    Do you have milk, or powdered milk, in your kitchen that is nearing expiration date? Instead of tossing it away, use it on your garden. Milk is a source of calcium, along with protein, sugar and vitamin B, which aids the overall growth of the plant.You mix milk with four parts water. It helps with blossom end rot, commonly experienced in tomatoes and zucchini.
  • Fireplace Ash
    Ash contains calcium carbonate and potassium. You can add the ash directly to the soil and mix it with your hands. Be careful with fireplace ash because it will boost the acidity in the soil.

The 5 Best Inspirational Homesteading Books

*This post may include affiliate links where I would receive compensation from items purchased. My reviews are honest and my own. I have read all of these books. You are not charged because of the affiliate links.


Homesteading is a way of life. You never stop learning, and that is an appealing part of homesteading for the educator inside of me. Skill development is just part of your daily life.

Years ago, I had no idea how to tend a garden. I had no idea how to grow radishes or how to prune brussel sprouts. I learned. My husband, Andrew, learned how to tend to a flock of chickens and enhance his woodworking skills.

Learning skills can come from personal experience or mentorship with someone more experienced. Andrew fixes our vehicles almost exclusively after years of working alongside his father.

The other way to learn skills is through reading books. I am a book fanatic. If I could fulfill one dream, it would be to have a complete, personal library with every book I could want to read. You probably can imagine I have read quite a few homesteading books, whether on an e-Reader or a book in my hands. Here are my 5 best and inspirational homesteading books.

backyard homestead

  1. The Backyard Homestead by Carleen Madigan
    Years ago, I needed inspiration. We only live on one acre. What could I possibly do on ONE acre that would make a difference for our family? Carleen convinced me that I can do more than I ever imagined. She gives plans for people who only have 1/4 of an acre! There is no reason why you can’t find ways to homestead on any sized land.


  2. The Encyclopedia of Country Living by Carla Emery
    Everyone needs a resource that they can use to find answers. Because we believe in being prepared, I prefer to have a resource in my hands. Carla Emery answers every question you probably could have. From canning to butchering, you can find answers in The Encyclopedia of Country Living. Plus, it is budget friendly and HUGE. The size was surprising to me when it arrived.


  3. The Weekend Homesteader by Anna Hess
    Many of us have real jobs outside of homesteading. Anna Hess gives real, applicable tips for every month of the year. She talks about skills like choosing mushrooms and growing a no-till garden. I like books that are divided by months. It gives you tasks to think about and focus on during that time period. I find that I am more driven and inspired.

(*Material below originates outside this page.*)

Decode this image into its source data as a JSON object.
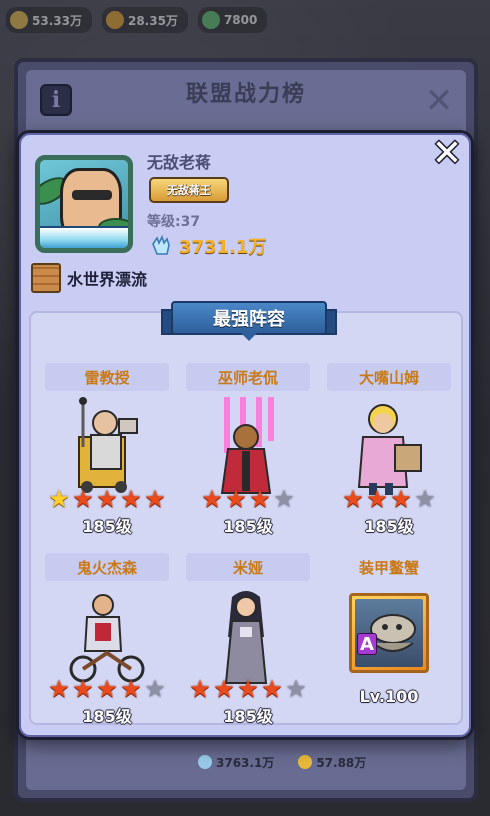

  4. The Made-from-Scratch Life by Melissa Norris
    I recently finished reading the Made-from-Scratch Life and I loved it! I am a long time listener to her podcast and the book was fantastic. First, it is Christian based and I loved how Melissa incorporates her faith throughout her book. She has excellent recipes and advice, especially about preserving and gardening. If you pair the book with her podcasts, you will gain a lot of knowledge. I sure have.

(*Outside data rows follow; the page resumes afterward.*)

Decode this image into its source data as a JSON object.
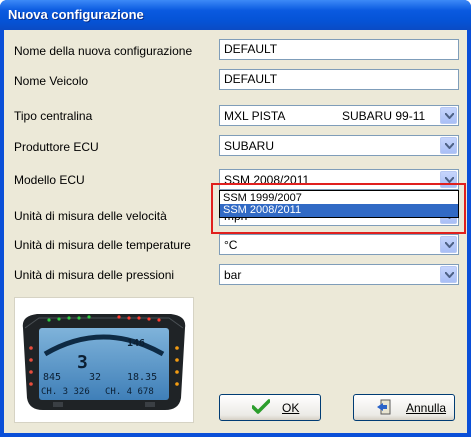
{
  "window": {
    "title": "Nuova configurazione"
  },
  "fields": {
    "nome_config": {
      "label": "Nome della nuova configurazione",
      "value": "DEFAULT"
    },
    "nome_veicolo": {
      "label": "Nome Veicolo",
      "value": "DEFAULT"
    },
    "tipo_centralina": {
      "label": "Tipo centralina",
      "value": "MXL PISTA",
      "value2": "SUBARU 99-11"
    },
    "produttore_ecu": {
      "label": "Produttore ECU",
      "value": "SUBARU"
    },
    "modello_ecu": {
      "label": "Modello ECU",
      "value": "SSM 2008/2011"
    },
    "unita_velocita": {
      "label": "Unità di misura delle velocità",
      "value": "mph"
    },
    "unita_temperature": {
      "label": "Unità di misura delle temperature",
      "value": "°C"
    },
    "unita_pressioni": {
      "label": "Unità di misura delle pressioni",
      "value": "bar"
    }
  },
  "dropdown": {
    "options": [
      "SSM 1999/2007",
      "SSM 2008/2011"
    ],
    "selected_index": 1
  },
  "dash_display": {
    "big": "3",
    "top_right": "146",
    "mid_left": "845",
    "mid_center": "32",
    "mid_right": "18.35",
    "bottom_left": "CH. 3 326",
    "bottom_right": "CH. 4 678"
  },
  "buttons": {
    "ok": "OK",
    "cancel": "Annulla"
  },
  "colors": {
    "title_bar": "#0a5ae0",
    "dialog_bg": "#ece9d8",
    "selection": "#316ac5",
    "highlight": "#e0201e"
  }
}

  5. The Homesteading Handbook by Abigail Gehring
    I purchased The Homesteading Handbook on my kindle. It is a fantastic resource! There are hundreds of ideas, from building doghouses to learning about solar energy. Homesteaders need these types of research and resources so we can make the best decisions. Abigail even includes a fantastic chapter about making candles that I found very helpful.

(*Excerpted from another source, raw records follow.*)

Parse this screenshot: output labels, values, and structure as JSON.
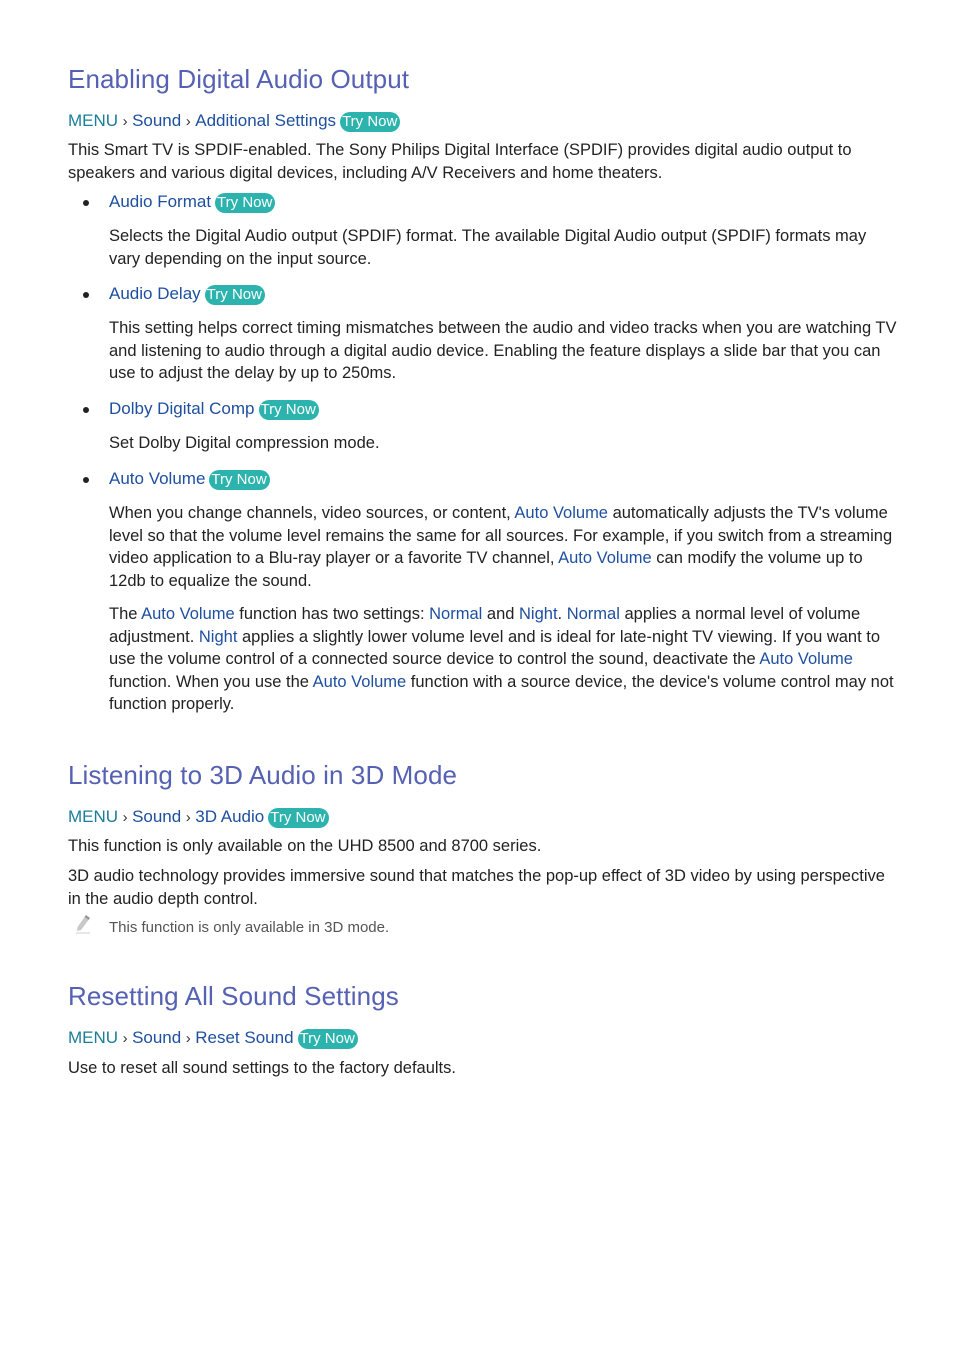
{
  "colors": {
    "heading": "#5561b3",
    "menu": "#1a7d9a",
    "link": "#1e4fa0",
    "try_now_bg": "#2cb3ae",
    "body_text": "#222222",
    "note_text": "#555555"
  },
  "sections": [
    {
      "title": "Enabling Digital Audio Output",
      "breadcrumb": {
        "menu": "MENU",
        "items": [
          "Sound",
          "Additional Settings"
        ],
        "try_now": "Try Now"
      },
      "intro": "This Smart TV is SPDIF-enabled. The Sony Philips Digital Interface (SPDIF) provides digital audio output to speakers and various digital devices, including A/V Receivers and home theaters.",
      "items": [
        {
          "label": "Audio Format",
          "try_now": "Try Now",
          "description": "Selects the Digital Audio output (SPDIF) format. The available Digital Audio output (SPDIF) formats may vary depending on the input source."
        },
        {
          "label": "Audio Delay",
          "try_now": "Try Now",
          "description": "This setting helps correct timing mismatches between the audio and video tracks when you are watching TV and listening to audio through a digital audio device. Enabling the feature displays a slide bar that you can use to adjust the delay by up to 250ms."
        },
        {
          "label": "Dolby Digital Comp",
          "try_now": "Try Now",
          "description": "Set Dolby Digital compression mode."
        },
        {
          "label": "Auto Volume",
          "try_now": "Try Now",
          "p1": {
            "t1": "When you change channels, video sources, or content, ",
            "h1": "Auto Volume",
            "t2": " automatically adjusts the TV's volume level so that the volume level remains the same for all sources. For example, if you switch from a streaming video application to a Blu-ray player or a favorite TV channel, ",
            "h2": "Auto Volume",
            "t3": " can modify the volume up to 12db to equalize the sound."
          },
          "p2": {
            "t1": "The ",
            "h1": "Auto Volume",
            "t2": " function has two settings: ",
            "h2": "Normal",
            "t3": " and ",
            "h3": "Night",
            "t4": ". ",
            "h4": "Normal",
            "t5": " applies a normal level of volume adjustment. ",
            "h5": "Night",
            "t6": " applies a slightly lower volume level and is ideal for late-night TV viewing. If you want to use the volume control of a connected source device to control the sound, deactivate the ",
            "h6": "Auto Volume",
            "t7": " function. When you use the ",
            "h7": "Auto Volume",
            "t8": " function with a source device, the device's volume control may not function properly."
          }
        }
      ]
    },
    {
      "title": "Listening to 3D Audio in 3D Mode",
      "breadcrumb": {
        "menu": "MENU",
        "items": [
          "Sound",
          "3D Audio"
        ],
        "try_now": "Try Now"
      },
      "paragraphs": [
        "This function is only available on the UHD 8500 and 8700 series.",
        "3D audio technology provides immersive sound that matches the pop-up effect of 3D video by using perspective in the audio depth control."
      ],
      "note": {
        "icon": "pencil-icon",
        "text": "This function is only available in 3D mode."
      }
    },
    {
      "title": "Resetting All Sound Settings",
      "breadcrumb": {
        "menu": "MENU",
        "items": [
          "Sound",
          "Reset Sound"
        ],
        "try_now": "Try Now"
      },
      "paragraphs": [
        "Use to reset all sound settings to the factory defaults."
      ]
    }
  ]
}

If you take a look online, you’ll see that there are dozens of books about homesteading, along with hundreds of e-books and websites. There is more information out there about homesteading than ever before.

Do you have a favorite homesteading book? Let me know about it. I need no excuses to add more books to my shelves.